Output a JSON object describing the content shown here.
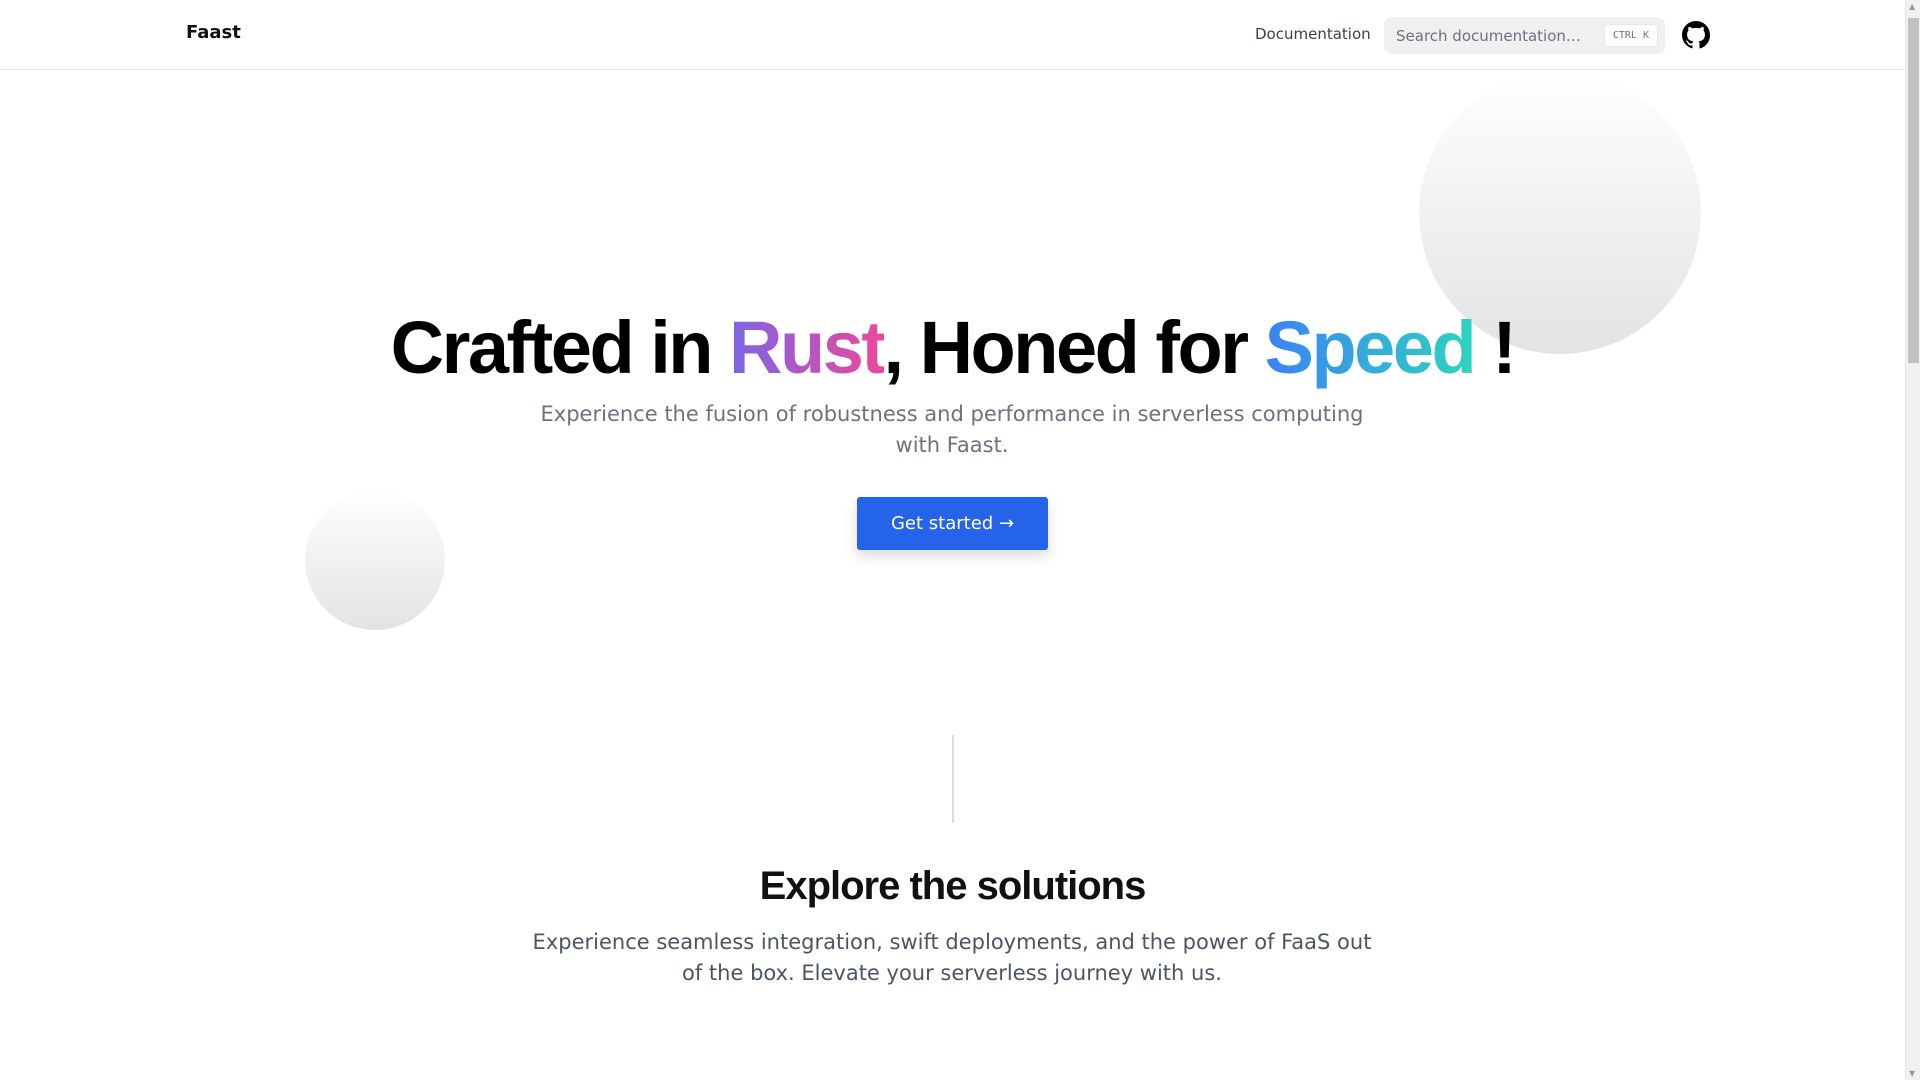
{
  "header": {
    "logo": "Faast",
    "nav_documentation": "Documentation",
    "search_placeholder": "Search documentation…",
    "search_shortcut": "CTRL K"
  },
  "hero": {
    "title_part1": "Crafted in ",
    "title_rust": "Rust",
    "title_part2": ", Honed for ",
    "title_speed": "Speed",
    "title_part3": " !",
    "subtitle": "Experience the fusion of robustness and performance in serverless computing with Faast.",
    "cta_label": "Get started",
    "cta_arrow": "→"
  },
  "solutions": {
    "title": "Explore the solutions",
    "description": "Experience seamless integration, swift deployments, and the power of FaaS out of the box. Elevate your serverless journey with us."
  },
  "colors": {
    "accent": "#2563eb",
    "rust_from": "#7c65e6",
    "rust_to": "#ec4899",
    "speed_from": "#3b82f6",
    "speed_to": "#2dd4bf"
  }
}
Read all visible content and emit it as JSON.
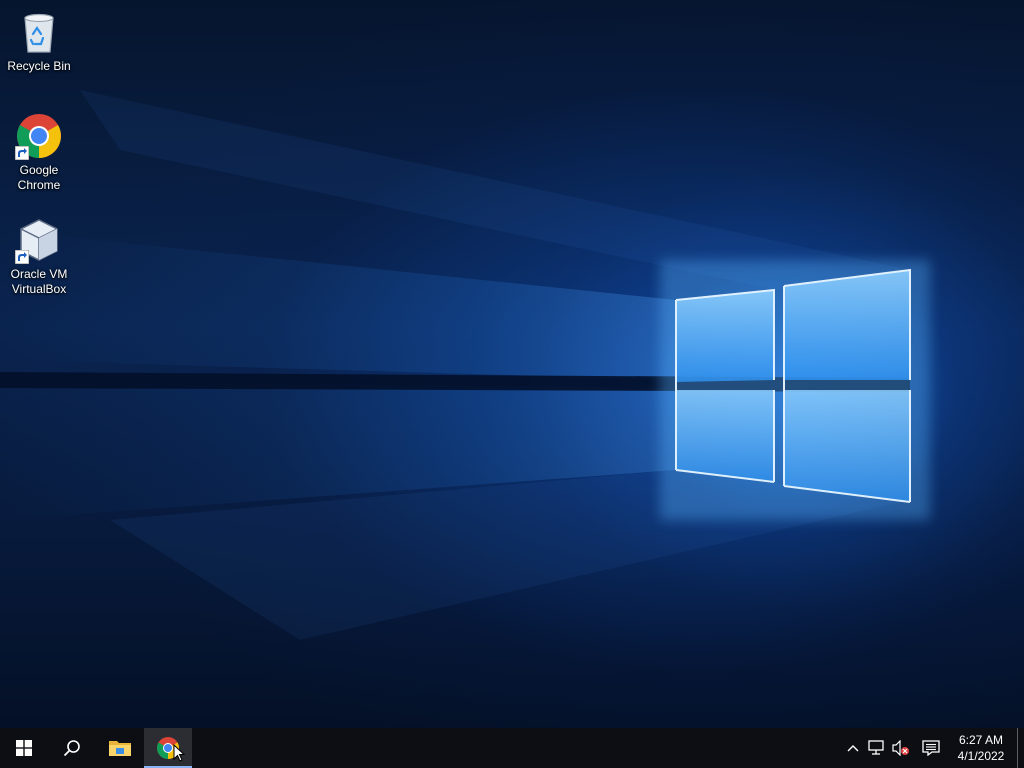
{
  "desktop": {
    "wallpaper": "windows-10-hero",
    "icons": [
      {
        "label": "Recycle Bin",
        "icon": "recycle-bin-icon"
      },
      {
        "label": "Google\nChrome",
        "icon": "chrome-icon",
        "shortcut": true
      },
      {
        "label": "Oracle VM\nVirtualBox",
        "icon": "virtualbox-icon",
        "shortcut": true
      }
    ]
  },
  "taskbar": {
    "pinned": [
      {
        "name": "start",
        "icon": "windows-logo-icon"
      },
      {
        "name": "search",
        "icon": "search-icon"
      },
      {
        "name": "file-explorer",
        "icon": "folder-icon"
      },
      {
        "name": "google-chrome",
        "icon": "chrome-icon",
        "active": true
      }
    ],
    "tray": {
      "icons": [
        "chevron-up-icon",
        "network-icon",
        "volume-muted-icon",
        "action-center-icon"
      ],
      "time": "6:27 AM",
      "date": "4/1/2022"
    },
    "accent": "#8ab4f8"
  }
}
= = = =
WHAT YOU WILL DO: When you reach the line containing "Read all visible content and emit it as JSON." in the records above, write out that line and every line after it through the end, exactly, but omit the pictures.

FINISHED EXERCISE:
Read all visible content and emit it as JSON.
{
  "desktop": {
    "wallpaper": "windows-10-hero",
    "icons": [
      {
        "label": "Recycle Bin",
        "icon": "recycle-bin-icon"
      },
      {
        "label": "Google\nChrome",
        "icon": "chrome-icon",
        "shortcut": true
      },
      {
        "label": "Oracle VM\nVirtualBox",
        "icon": "virtualbox-icon",
        "shortcut": true
      }
    ]
  },
  "taskbar": {
    "pinned": [
      {
        "name": "start",
        "icon": "windows-logo-icon"
      },
      {
        "name": "search",
        "icon": "search-icon"
      },
      {
        "name": "file-explorer",
        "icon": "folder-icon"
      },
      {
        "name": "google-chrome",
        "icon": "chrome-icon",
        "active": true
      }
    ],
    "tray": {
      "icons": [
        "chevron-up-icon",
        "network-icon",
        "volume-muted-icon",
        "action-center-icon"
      ],
      "time": "6:27 AM",
      "date": "4/1/2022"
    },
    "accent": "#8ab4f8"
  }
}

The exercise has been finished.